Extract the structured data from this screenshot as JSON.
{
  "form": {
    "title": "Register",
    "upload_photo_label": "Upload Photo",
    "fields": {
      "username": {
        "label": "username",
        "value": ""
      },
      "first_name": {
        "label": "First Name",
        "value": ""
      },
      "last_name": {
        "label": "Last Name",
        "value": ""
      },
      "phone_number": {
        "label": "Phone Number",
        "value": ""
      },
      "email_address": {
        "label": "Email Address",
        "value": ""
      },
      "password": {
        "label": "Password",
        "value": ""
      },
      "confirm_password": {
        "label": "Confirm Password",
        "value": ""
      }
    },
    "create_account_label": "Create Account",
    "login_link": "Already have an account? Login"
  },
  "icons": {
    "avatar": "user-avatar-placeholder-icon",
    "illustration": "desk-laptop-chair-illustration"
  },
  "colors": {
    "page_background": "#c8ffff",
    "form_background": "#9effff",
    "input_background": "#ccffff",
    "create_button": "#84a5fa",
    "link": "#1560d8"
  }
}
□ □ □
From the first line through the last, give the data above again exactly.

Extract the structured data from this screenshot as JSON.
{
  "form": {
    "title": "Register",
    "upload_photo_label": "Upload Photo",
    "fields": {
      "username": {
        "label": "username",
        "value": ""
      },
      "first_name": {
        "label": "First Name",
        "value": ""
      },
      "last_name": {
        "label": "Last Name",
        "value": ""
      },
      "phone_number": {
        "label": "Phone Number",
        "value": ""
      },
      "email_address": {
        "label": "Email Address",
        "value": ""
      },
      "password": {
        "label": "Password",
        "value": ""
      },
      "confirm_password": {
        "label": "Confirm Password",
        "value": ""
      }
    },
    "create_account_label": "Create Account",
    "login_link": "Already have an account? Login"
  },
  "icons": {
    "avatar": "user-avatar-placeholder-icon",
    "illustration": "desk-laptop-chair-illustration"
  },
  "colors": {
    "page_background": "#c8ffff",
    "form_background": "#9effff",
    "input_background": "#ccffff",
    "create_button": "#84a5fa",
    "link": "#1560d8"
  }
}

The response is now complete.